Industry-specific jargon can be rampant in just about any field, and the heating and cooling industry is no exception. Here at Home Comfort, we sometimes even need to catch ourselves and make sure to explain when we tell friends we work within the HVAC industry; after all, not everyone will know off the top of their heads that “HVAC” is shorthand for heating, ventilation, and air conditioning. For the next few weeks we’ll be decoding some much-used but infrequently-explained terms that you may hear in a discussion about heating and cooling technology.
When it comes to central air conditioning, one of the most common industry-specific terms you might see in an advertisement will be the unit’s “SEER” rating. It comes up in radio, television, and newspaper advertisements all the time – next to a splashy photo and company logo, you may see something like: “We have 20-SEER air conditioners in stock!” In addition, a savvy friend or neighbor may have told you that it’s not worth your while to buy an air conditioner with a SEER rating of anything less than 13. But what, exactly, does SEER stand for, and what do those numbers really mean? Gaining a greater understanding of SEER ratings and their applications can help you make a more informed decision the next time you go out to shop for a central air conditioning unit.
Let’s start with what the term “SEER” stands for. SEER is an acronym which stands for “seasonal energy efficiency ratio.” This term was defined and developed by the Air-Conditioning, Heating, and Refrigeration Institute, an organization that sets the standards for the heating and cooling industry in the United States. SEER is a mathematical calculation that divides the unit’s entire cooling capacity during normal periods of operation by its entire electric energy input during the same period of time. Simply put, the higher a unit’s SEER rating is, the less electricity the system is using to keep you cool. And if the system is using less electricity to keep you cool, it usually means that the unit is more energy-efficient. A system’s SEER rating is especially important to families living in warmer climates, such as Arizona or Texas, where air conditioning season typically lasts much longer than other parts of the country.
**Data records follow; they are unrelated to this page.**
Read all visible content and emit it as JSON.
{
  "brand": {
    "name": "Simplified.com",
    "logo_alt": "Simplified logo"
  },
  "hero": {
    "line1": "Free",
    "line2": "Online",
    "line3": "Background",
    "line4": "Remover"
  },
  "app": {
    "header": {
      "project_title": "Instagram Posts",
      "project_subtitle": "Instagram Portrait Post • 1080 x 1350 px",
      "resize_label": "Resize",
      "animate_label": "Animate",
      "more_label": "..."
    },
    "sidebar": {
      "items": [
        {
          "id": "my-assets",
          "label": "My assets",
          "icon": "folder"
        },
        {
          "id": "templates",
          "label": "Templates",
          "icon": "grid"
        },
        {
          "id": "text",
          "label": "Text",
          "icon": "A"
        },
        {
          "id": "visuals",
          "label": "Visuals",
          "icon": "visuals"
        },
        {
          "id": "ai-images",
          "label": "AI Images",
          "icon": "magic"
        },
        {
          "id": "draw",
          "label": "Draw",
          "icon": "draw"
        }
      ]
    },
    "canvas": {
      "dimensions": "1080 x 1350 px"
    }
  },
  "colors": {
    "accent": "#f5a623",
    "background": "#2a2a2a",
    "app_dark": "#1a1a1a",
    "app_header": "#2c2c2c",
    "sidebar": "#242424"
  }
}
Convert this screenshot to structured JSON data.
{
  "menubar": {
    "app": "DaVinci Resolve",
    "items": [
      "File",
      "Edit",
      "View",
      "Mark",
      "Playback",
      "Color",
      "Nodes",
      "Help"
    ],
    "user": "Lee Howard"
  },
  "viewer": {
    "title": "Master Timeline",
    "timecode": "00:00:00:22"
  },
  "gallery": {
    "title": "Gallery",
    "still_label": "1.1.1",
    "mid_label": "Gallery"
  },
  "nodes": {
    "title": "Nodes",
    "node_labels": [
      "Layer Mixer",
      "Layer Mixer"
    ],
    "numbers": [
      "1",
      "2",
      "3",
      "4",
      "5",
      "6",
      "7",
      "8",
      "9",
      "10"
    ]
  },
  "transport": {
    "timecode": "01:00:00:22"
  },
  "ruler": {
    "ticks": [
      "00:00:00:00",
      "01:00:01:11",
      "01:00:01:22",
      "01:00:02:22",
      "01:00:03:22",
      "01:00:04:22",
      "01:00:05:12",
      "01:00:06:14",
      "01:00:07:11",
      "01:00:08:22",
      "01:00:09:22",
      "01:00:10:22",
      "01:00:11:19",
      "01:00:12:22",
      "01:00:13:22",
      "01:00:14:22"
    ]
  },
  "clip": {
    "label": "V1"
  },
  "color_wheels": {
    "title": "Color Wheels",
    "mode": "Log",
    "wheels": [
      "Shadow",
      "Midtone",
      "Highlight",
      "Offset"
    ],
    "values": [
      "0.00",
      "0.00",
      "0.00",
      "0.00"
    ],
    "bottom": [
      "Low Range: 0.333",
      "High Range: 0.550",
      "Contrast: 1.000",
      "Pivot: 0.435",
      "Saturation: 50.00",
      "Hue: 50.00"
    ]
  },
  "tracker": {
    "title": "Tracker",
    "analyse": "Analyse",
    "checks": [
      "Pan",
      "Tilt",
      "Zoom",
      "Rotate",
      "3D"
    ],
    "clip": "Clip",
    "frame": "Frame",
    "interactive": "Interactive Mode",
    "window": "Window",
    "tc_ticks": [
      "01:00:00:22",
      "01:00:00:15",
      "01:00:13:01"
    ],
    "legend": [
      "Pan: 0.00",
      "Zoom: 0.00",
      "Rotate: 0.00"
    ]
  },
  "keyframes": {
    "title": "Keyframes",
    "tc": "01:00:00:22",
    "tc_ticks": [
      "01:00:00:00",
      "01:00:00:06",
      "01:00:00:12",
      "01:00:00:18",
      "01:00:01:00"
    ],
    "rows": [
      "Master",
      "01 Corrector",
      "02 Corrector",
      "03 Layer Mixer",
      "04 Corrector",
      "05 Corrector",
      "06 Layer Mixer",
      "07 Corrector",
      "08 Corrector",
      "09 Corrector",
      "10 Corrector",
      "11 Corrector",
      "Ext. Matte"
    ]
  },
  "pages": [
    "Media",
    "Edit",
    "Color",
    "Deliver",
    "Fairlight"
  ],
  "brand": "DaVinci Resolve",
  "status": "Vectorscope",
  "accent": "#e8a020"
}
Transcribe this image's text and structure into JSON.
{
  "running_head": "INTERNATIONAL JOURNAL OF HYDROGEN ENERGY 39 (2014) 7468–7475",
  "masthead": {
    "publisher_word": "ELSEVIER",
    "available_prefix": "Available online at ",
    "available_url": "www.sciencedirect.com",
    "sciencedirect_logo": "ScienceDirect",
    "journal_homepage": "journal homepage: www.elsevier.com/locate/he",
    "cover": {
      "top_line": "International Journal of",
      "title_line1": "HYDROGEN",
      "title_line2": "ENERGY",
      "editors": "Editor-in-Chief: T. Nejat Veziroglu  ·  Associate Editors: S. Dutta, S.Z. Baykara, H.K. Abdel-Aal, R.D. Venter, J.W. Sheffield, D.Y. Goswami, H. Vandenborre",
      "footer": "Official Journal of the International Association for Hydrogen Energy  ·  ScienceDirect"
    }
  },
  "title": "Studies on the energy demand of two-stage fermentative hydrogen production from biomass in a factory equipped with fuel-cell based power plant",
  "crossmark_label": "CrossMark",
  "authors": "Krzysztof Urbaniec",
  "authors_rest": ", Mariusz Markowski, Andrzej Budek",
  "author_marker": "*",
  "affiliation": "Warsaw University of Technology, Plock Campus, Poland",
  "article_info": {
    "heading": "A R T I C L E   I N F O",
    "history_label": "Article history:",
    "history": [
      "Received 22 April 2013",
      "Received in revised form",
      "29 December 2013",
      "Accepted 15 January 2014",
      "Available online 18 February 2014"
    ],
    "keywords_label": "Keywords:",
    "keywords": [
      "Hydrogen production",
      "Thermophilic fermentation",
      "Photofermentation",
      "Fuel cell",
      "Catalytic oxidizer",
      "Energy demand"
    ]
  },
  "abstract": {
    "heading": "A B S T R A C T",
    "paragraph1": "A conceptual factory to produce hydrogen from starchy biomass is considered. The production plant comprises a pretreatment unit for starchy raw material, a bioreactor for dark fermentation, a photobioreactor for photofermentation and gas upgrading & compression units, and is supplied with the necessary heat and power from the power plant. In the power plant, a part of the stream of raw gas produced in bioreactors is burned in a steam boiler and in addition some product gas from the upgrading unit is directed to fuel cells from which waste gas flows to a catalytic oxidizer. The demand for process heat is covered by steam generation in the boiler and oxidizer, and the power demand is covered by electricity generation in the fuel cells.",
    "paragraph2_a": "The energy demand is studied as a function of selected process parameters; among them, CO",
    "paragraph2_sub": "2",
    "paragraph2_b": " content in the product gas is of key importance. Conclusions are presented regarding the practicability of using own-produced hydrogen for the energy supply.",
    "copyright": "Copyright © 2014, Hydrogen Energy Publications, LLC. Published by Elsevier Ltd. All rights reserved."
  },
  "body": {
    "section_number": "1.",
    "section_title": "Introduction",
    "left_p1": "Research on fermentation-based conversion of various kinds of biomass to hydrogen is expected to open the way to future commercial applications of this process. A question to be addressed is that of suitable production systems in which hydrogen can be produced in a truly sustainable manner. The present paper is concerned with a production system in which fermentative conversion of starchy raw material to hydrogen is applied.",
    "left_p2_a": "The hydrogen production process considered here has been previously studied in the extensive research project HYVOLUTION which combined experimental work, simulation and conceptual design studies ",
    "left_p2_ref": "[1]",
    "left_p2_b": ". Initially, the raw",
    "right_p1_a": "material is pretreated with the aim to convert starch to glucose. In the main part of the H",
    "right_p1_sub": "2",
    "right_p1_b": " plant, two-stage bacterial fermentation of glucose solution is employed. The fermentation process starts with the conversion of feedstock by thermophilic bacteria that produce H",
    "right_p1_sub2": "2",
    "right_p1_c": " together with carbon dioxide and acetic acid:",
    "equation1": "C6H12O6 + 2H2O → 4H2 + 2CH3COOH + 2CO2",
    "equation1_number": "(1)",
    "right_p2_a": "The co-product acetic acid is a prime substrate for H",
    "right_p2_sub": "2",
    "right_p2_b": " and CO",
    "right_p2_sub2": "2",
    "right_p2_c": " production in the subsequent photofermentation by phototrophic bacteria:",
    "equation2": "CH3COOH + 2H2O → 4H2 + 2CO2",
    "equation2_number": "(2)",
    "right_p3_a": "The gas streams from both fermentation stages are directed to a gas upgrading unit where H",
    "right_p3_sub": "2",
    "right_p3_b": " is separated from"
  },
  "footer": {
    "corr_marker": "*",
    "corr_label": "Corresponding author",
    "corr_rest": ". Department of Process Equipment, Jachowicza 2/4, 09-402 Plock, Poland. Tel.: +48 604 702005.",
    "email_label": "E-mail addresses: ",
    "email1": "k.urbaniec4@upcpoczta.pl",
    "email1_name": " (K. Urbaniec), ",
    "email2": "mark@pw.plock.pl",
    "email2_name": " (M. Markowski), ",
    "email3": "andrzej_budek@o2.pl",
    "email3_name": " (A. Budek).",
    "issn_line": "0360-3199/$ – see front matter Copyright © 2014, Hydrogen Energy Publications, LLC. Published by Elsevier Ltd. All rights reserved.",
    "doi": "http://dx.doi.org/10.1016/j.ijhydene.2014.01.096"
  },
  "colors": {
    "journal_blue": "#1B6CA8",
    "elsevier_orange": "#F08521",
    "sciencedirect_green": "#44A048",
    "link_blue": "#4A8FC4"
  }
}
If you’re going to use your knowledge of SEER ratings to your advantage, you should also know some industry and government standards. First, keep in mind that in 2006, the United States government issued a requirement that all air conditioning models manufactured from that point forward have a minimum SEER rating of 13. If you have a unit manufactured before 2006, there is a chance that its SEER rating may not be that high. And while a SEER rating of 13 meets government standards, an air conditioner cannot be labeled an ENERGY STAR® model unless it has a SEER rating of 14 or higher.
Finally, in order to make sure your central air conditioning unit is living up to its full SEER-rating potential, it is important to have a licensed and trained mechanical contractor help you select and install your new HVAC system. A mechanical contractor like Home Comfort will make sure that your air conditioner is matched with the right HVAC components and installed properly, so that you can be sure your air conditioner is operating as efficiently as the advertisements claim it to be.